CMS has asked for comments on a form for healthcare providers to disclose actual or potential violations of the federal self-referral (Stark) law.  The proposed format includes a disclosure form, a physician-information form, and a financial-analysis worksheet.

As many providers know, CMS is significantly backlogged with self-disclosures, and so the standard form may help the agency more speedily process self-disclosures.  Although CMS anticipates that the standard form will also limit the amount of time that it takes to prepare a self-disclosure through the agency’s Self-Referral Disclosure Protocol, the proposed form expands some of the information that providers must include.  And especially because CMS still permits an optional cover letter, preparing submissions under the new approach will  likely require a similar amount of effort as prior submissions.

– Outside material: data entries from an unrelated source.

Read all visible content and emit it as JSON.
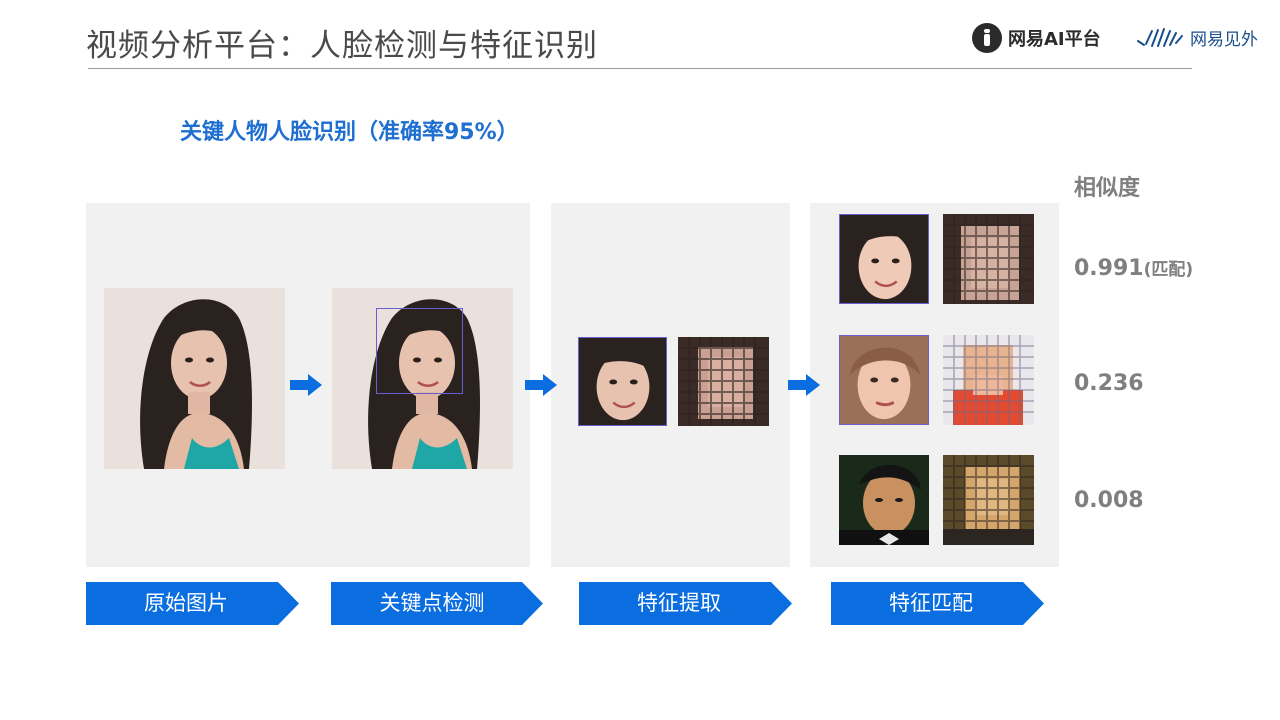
{
  "header": {
    "title": "视频分析平台：人脸检测与特征识别",
    "logo_ai_platform": "网易AI平台",
    "logo_jianwai": "网易见外"
  },
  "subtitle": "关键人物人脸识别（准确率95%）",
  "similarity": {
    "heading": "相似度",
    "rows": [
      {
        "value": "0.991",
        "note": "(匹配)"
      },
      {
        "value": "0.236",
        "note": ""
      },
      {
        "value": "0.008",
        "note": ""
      }
    ]
  },
  "steps": [
    {
      "label": "原始图片"
    },
    {
      "label": "关键点检测"
    },
    {
      "label": "特征提取"
    },
    {
      "label": "特征匹配"
    }
  ],
  "colors": {
    "accent": "#1E6FD0",
    "step_arrow": "#0A6EE0",
    "panel_bg": "#F1F1F1",
    "muted_text": "#7F7F7F"
  },
  "icons": {
    "flow_arrow": "right-arrow-icon",
    "logo_ai": "netease-ai-logo",
    "logo_jianwai": "netease-jianwai-wave-logo"
  }
}
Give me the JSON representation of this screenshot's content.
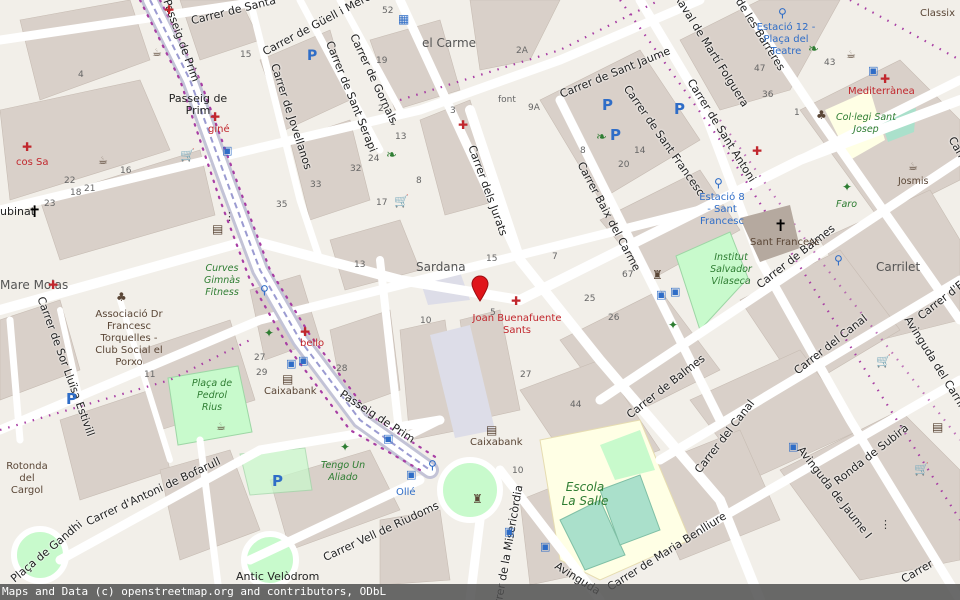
{
  "map": {
    "pin_color": "#e0151b",
    "colors": {
      "background": "#f2efe9",
      "building": "#d9d0c9",
      "road": "#ffffff",
      "pedestrian": "#dddde8",
      "park": "#c8facc",
      "pitch": "#aae0cb",
      "school": "#ffffe5",
      "primary_road": "#fcd6a4",
      "rail_dots": "#a83ea4"
    },
    "streets": [
      "Carrer de Santa",
      "Carrer de Güell i Mercader",
      "Passeig de Prim",
      "Carrer de Jovellanos",
      "Carrer de Sant Serapi",
      "Carrer de Gornals",
      "Carrer de Sant Jaume",
      "Raval de Martí Folguera",
      "Carrer de les Barreres",
      "Carrer de Sant Antoni",
      "Carrer de Sant Francesc",
      "Carrer Baix del Carme",
      "Carrer dels Jurats",
      "Carrer de Balmes",
      "Carrer de Balmes",
      "Carrer del Canal",
      "Carrer del Canal",
      "Avinguda del Carrilet",
      "Carrer d'Eduard",
      "Avinguda de Jaume I",
      "Ronda de Subirà",
      "Carrer de Maria Benlliure",
      "Carrer de la Misericòrdia",
      "Avinguda",
      "Carrer Vell de Riudoms",
      "Carrer d'Antoni de Bofarull",
      "Passeig de Prim",
      "Plaça de Gandhi",
      "Carrer de Sor Lluïsa Estivill",
      "Carrer de Closa",
      "Carrer"
    ],
    "places": {
      "el_carme": "el Carme",
      "sardana": "Sardana",
      "mare_molas": "Mare Molas",
      "carrilet": "Carrilet",
      "antic_velodrom": "Antic Velòdrom",
      "passeig_de_prim": "Passeig de Prim",
      "subinat": "ubinat",
      "font": "font"
    },
    "pois": {
      "joan_buenafuente": "Joan Buenafuente Sants",
      "gine": "giné",
      "cos_sa": "cos Sa",
      "bello": "bello",
      "mediterranea": "Mediterrànea",
      "estacio12": "Estació 12 - Plaça del Teatre",
      "estacio8": "Estació 8 - Sant Francesc",
      "sant_francesc": "Sant Francesc",
      "institut": "Institut Salvador Vilaseca",
      "col_legi": "Col·legi Sant Josep",
      "josmis": "Josmis",
      "faro": "Faro",
      "curves": "Curves Gimnàs Fitness",
      "associacio": "Associació Dr Francesc Torquelles - Club Social el Porxo",
      "placa_pedrol": "Plaça de Pedrol Rius",
      "caixabank1": "Caixabank",
      "caixabank2": "Caixabank",
      "tengo_un_aliado": "Tengo Un Aliado",
      "olle": "Ollé",
      "rotonda": "Rotonda del Cargol",
      "escola": "Escola La Salle",
      "classix": "Classix"
    },
    "house_numbers": [
      "52",
      "15",
      "4",
      "2A",
      "2",
      "1",
      "19",
      "17",
      "13",
      "8",
      "33",
      "35",
      "24",
      "32",
      "15",
      "13",
      "9A",
      "20",
      "14",
      "8",
      "7",
      "67",
      "25",
      "26",
      "27",
      "44",
      "10",
      "11",
      "29",
      "28",
      "27",
      "18",
      "23",
      "22",
      "21",
      "16",
      "10",
      "5",
      "3",
      "1",
      "47",
      "43",
      "36",
      "32",
      "29"
    ]
  },
  "attribution": "Maps and Data (c) openstreetmap.org and contributors, ODbL"
}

For example, on the proposed form, providers must include more information about other financial relationships about the relevant timeframe, which could take significant time to determine, to show the “pervasiveness of noncompliance.”  CMS will also need to be informed within 30 days of the disclosing party’s bankruptcy filing, change of ownership, or change of designated representative.  Helpfully, however, the form expressly eliminates reporting of the amount of remuneration between the parties, which previously needed to be provided with the financial analysis.

CMS will also be making changes to expand the current four-year lookback to six years based on the OIG’s final rule on overpayments, briefed in our post “CMS issues anticipated Medicare overpayments final rule; relaxes initial proposals.”   Despite the agency’s relaxed rules, briefed in our coverage of the 2016 Medicare Physician Fee Schedule final rule, that may allow some providers to withdraw their submissions if they locate sufficient documentation to satisfy the elements of a Stark Law exception, the challenges of locating documentation for a six-year period to support a compliant arrangement may result in providers reporting some, if not all, of arrangements that do not satisfy all elements of an applicable exception.

CMS’s request for comments is available in the May 6 Federal Register (81 Fed. Reg. 27,450).  Comments are due on July 5.